The main argument of the Quality Commission is for a better match between degrees in higher education institutions and the needs of the workforce, and that there should be significant change in ‘academic’ degrees in line with degrees for ‘professional vocations’.
In particular, the commission said, the ‘academic’ bachelor degree had to be seen as a completed academic degree and not as preparation for a masters.
All agree on need for change?
Having gone through comments on its first report, the commission said it could not see that any of the responses disagreed that fundamental change was needed in Denmark’s higher education system.
The recruitment of more students into post-secondary education would mean that 75% of the increased proportion of graduates would from now on have to find work in the private sector, said the commission.
Up to 2030 that would mean an increase of 350,000 people with a post-secondary degree, and of these 260,000 would have to find work in the private sector. From 2002-12, 8,000 new graduates a year were employed by the private sector, meaning that there was a need for further employment in the private sector of almost double that level, each year until 2030.
The newspaper Forskerforum, interpreting these figures, concluded: “The commission states that at least 10,000 out of 30,000 students now starting their studies at universities should have changed their studies [towards more professional degrees] if the present direction towards unemployment is to be stemmed.”
It said the commission was again “crying wolf” regarding an unemployment ghost in a future workforce.

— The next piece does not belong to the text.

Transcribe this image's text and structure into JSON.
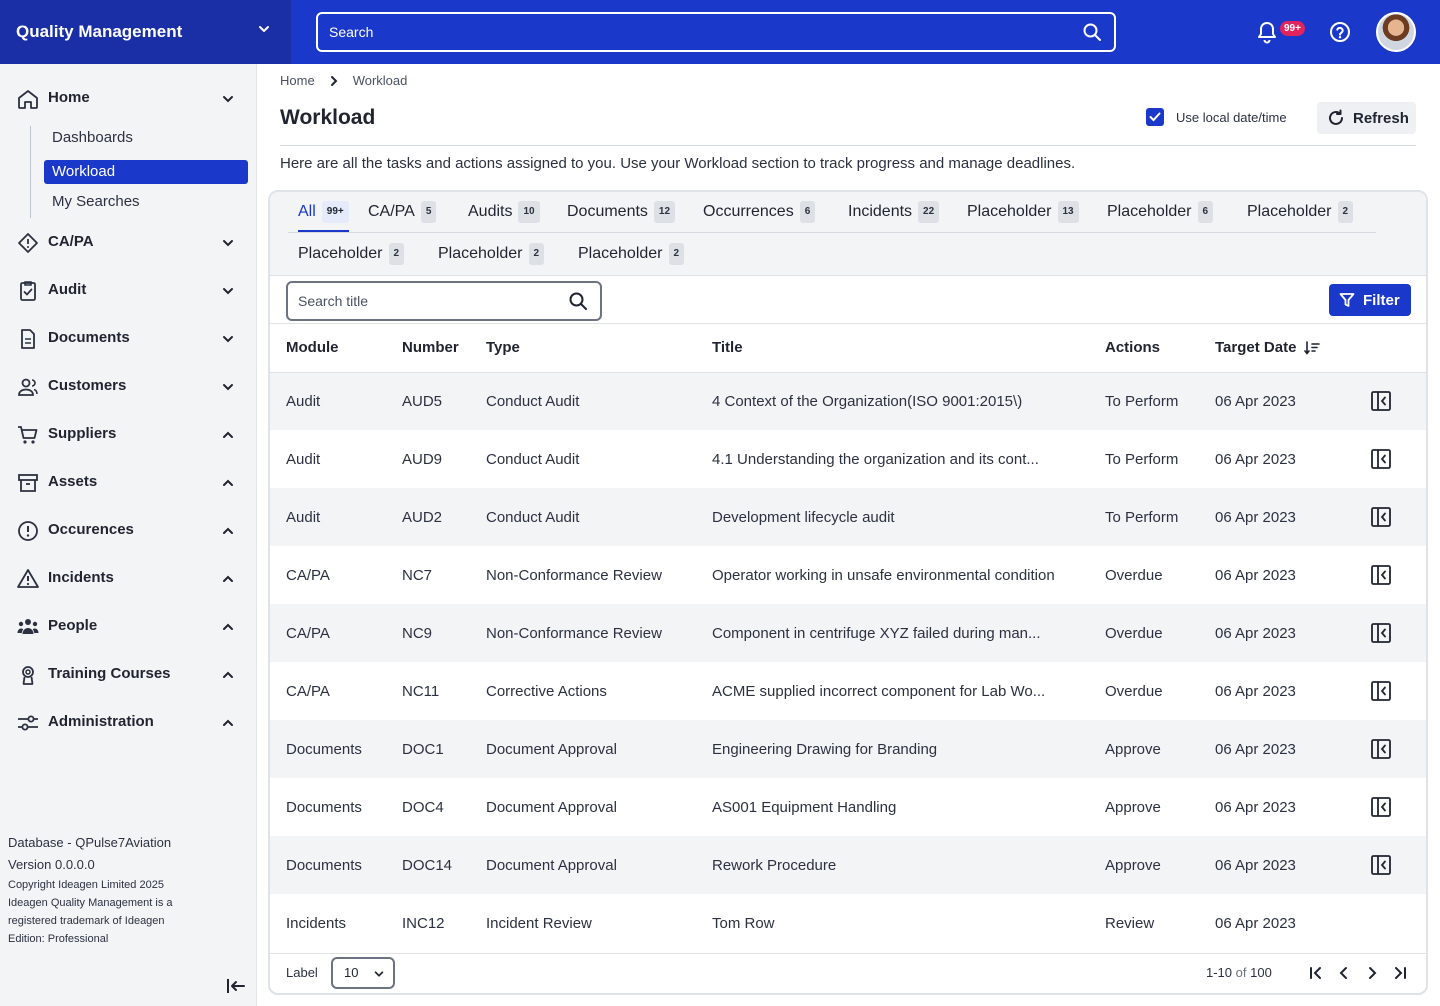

In its report the commission argues against Copenhagen University Rector Ralf Hemmingsen, who said it was “playing hazard with the future of the young”, counter-arguing that “there is more hazard not to engage in structural reforms”.
In its 2015 budget, the government stated that it had almost reached a “target of 95% of the cohort taking a secondary education and 60% a university degree”. As a result of increasing numbers of students, the government is allocating DKK21.7 billion (US$3.8 billion) for student financial support – up 27% since 2011.
After a public call for people to apply, Minister for Higher Education and Science Sofie Carsten Nielsen appointed a ‘corps’ of 10 people to work for increased social mobility in higher education recruitment.
The ‘corps’ – in Danish called the ‘pattern breaking corps’ – comprises experts working in recruitment and some ‘pattern breakers’ who have broken out of a family tradition of little education to obtain a university degree.
The corps is to work on untraditional ways of getting in contact with potential students, and will use social media to gather ideas from the public, with a twitter page.
The ministry also reported a 10% increase in Danish students studying abroad in 2012-13 through Europe’s Erasmus programme, against a 6% average rise among participating countries. The government’s ambition is for at least half of all students to have a study abroad period by 2020.